One of the villages participating in the district basketball tournament in Bethel this week lost a teammate just last month. Eighteen-year-old Quintin “Muggie” Peter was a member of the Kipnuk Falcons. He and his mother were on the Yute Commuter Service plane that crashed last month, killing both of them and three others. The Falcons say that this tournament is for Muggie.
On the night of Feb. 6, one of Muggie’s teammates and best friends, Kayden Handley, was hanging out in his mom’s room, just playing around on his phone.
“And my gram started crying,” Handley said. “I was wondering what was wrong. I just went back to my phone, and she came in and told me they were in a plane crash. I didn’t want to talk or do anything or say anything. I just stayed in my room.”
Another teammate, Chase Martin, described his reaction to the news that Muggie, his mom, and two others from Kipnuk had lost their lives.
“Everything felt dark that day,” said Martin. “Couldn’t believe what happened. Felt just like a dream.”
Falcons head coach Benjamin Farber gathered up his team. He told them that it was okay to grieve, that it was a time to be vulnerable. Farber says that he also talked to the team about the games ahead.
“On Tuesday, when we had practice, I had a little talk with the boys about how we should walk in Muggie’s footsteps because he always was positive no matter what was happening in the situation,” Farber said.
“He would always make people smile,” said Muggie’s friend, Russell John. “Even if he was in pain.”

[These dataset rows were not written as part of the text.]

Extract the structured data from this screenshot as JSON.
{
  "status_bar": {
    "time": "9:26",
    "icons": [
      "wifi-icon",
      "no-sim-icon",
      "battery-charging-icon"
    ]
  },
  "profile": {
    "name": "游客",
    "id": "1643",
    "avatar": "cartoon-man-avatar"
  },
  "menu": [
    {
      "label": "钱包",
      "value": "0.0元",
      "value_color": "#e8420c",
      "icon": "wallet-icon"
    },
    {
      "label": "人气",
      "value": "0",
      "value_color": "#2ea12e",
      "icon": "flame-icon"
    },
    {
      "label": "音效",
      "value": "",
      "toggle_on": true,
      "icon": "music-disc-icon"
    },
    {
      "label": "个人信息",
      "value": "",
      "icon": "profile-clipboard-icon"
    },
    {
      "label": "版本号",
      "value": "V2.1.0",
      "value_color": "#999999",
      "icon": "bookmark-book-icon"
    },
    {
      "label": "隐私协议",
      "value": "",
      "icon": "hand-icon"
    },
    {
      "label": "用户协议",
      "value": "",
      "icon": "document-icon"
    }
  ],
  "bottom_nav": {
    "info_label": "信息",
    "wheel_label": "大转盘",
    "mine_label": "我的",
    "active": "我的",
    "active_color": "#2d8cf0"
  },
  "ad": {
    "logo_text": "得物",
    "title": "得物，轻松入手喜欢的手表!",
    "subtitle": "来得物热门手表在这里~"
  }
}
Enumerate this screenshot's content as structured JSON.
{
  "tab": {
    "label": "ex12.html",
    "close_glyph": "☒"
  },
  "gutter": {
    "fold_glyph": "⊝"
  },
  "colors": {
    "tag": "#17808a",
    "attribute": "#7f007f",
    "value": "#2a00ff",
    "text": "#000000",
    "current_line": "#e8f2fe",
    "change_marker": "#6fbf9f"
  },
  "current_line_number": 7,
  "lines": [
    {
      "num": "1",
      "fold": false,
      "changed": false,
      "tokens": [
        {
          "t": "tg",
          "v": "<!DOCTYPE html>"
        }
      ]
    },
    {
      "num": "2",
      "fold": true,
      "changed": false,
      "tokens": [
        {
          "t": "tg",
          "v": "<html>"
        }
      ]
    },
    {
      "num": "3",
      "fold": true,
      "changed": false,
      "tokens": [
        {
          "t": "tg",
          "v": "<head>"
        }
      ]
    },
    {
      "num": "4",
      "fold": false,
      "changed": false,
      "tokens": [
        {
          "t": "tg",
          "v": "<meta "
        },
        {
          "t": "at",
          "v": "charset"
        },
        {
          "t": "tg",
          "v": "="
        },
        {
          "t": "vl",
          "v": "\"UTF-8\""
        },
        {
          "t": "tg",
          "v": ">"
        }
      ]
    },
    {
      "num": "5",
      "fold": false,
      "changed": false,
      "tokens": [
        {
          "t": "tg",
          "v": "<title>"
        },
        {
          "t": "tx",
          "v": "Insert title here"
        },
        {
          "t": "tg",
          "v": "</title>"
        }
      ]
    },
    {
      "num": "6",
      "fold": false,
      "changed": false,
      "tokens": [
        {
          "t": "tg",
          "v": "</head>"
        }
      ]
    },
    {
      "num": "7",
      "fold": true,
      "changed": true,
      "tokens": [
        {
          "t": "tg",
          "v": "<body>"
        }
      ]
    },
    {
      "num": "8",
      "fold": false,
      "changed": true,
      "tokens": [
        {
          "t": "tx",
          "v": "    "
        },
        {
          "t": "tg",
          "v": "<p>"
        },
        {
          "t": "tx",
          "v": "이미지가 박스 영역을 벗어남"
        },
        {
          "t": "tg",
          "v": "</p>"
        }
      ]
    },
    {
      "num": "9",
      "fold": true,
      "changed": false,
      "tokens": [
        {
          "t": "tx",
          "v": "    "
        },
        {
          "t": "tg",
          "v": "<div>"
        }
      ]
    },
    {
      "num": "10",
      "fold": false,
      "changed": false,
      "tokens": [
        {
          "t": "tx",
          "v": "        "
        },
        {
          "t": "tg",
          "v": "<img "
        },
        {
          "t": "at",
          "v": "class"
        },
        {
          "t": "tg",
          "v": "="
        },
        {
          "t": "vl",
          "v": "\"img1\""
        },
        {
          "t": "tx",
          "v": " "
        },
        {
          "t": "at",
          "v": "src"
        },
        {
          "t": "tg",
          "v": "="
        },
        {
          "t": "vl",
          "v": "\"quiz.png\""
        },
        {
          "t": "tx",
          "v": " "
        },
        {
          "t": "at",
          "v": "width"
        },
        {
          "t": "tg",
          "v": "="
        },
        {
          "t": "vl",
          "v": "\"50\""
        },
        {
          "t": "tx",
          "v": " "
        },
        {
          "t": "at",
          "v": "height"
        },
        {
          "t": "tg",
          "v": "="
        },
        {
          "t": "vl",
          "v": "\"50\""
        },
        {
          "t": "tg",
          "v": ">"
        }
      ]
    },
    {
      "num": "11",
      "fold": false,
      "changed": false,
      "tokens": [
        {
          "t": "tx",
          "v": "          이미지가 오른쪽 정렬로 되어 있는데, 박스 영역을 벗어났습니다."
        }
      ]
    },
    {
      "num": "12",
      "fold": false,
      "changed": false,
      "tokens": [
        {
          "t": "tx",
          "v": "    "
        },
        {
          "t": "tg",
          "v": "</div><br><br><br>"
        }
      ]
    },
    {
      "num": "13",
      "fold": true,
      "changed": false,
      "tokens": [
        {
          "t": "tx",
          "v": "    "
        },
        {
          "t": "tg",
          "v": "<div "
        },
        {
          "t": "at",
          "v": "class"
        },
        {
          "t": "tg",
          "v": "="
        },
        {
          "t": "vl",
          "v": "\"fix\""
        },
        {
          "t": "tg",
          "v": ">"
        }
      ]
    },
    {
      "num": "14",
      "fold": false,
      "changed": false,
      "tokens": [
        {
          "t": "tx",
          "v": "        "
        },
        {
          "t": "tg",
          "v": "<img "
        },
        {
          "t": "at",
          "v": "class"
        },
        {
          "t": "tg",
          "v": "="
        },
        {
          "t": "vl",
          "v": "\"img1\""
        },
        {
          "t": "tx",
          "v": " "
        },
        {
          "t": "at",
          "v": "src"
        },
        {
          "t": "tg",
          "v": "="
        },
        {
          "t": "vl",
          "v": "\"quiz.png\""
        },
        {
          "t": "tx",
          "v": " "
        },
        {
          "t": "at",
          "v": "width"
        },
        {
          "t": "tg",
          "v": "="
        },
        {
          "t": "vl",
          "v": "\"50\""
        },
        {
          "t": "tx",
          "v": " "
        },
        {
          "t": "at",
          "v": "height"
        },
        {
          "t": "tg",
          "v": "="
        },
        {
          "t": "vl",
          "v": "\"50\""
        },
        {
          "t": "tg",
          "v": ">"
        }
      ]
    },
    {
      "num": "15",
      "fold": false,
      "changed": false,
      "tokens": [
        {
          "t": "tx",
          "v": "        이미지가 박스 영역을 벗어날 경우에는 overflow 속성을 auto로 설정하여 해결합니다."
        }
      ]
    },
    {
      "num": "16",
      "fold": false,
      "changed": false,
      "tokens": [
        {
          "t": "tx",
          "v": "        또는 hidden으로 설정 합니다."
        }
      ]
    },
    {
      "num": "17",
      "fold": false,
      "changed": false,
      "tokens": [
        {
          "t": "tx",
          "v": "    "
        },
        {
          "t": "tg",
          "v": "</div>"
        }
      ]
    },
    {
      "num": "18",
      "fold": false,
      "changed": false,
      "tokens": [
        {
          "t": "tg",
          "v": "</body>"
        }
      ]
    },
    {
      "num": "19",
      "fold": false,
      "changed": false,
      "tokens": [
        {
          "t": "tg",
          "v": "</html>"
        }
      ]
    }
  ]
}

And Muggie did hurt often. The day of the crash, he was coming back from a medical appointment for his kidney condition, something he often made trips for. Teammate Chase Martin says that Muggie fought through his pain, and the rest of the Falcons have learned to fight through theirs.
“We worked even harder after what happened,” Martin said. “Because we wanted to go to state for him.”
John says that the team brings Muggie’s number 21 jersey to every game, and he sits with the team on the bench.
“And we play hard for him,” John says.
Muggie is not the first teammate that Kipnuk has lost. Last year, Keo Aliralria passed away from cancer. Muggie’s cousin, Anna Kashatok, says that she feels that both are watching over them.
“This tournament, we want to do it for Muggie and for Keo also,” Kashatok said. “And we’re going to stay Muggie Strong and Keo Strong.”
Both the boys and girls teams from Kipnuk will be playing this week to get to the state tournament, and they feel that Muggie and Keo are right there with them.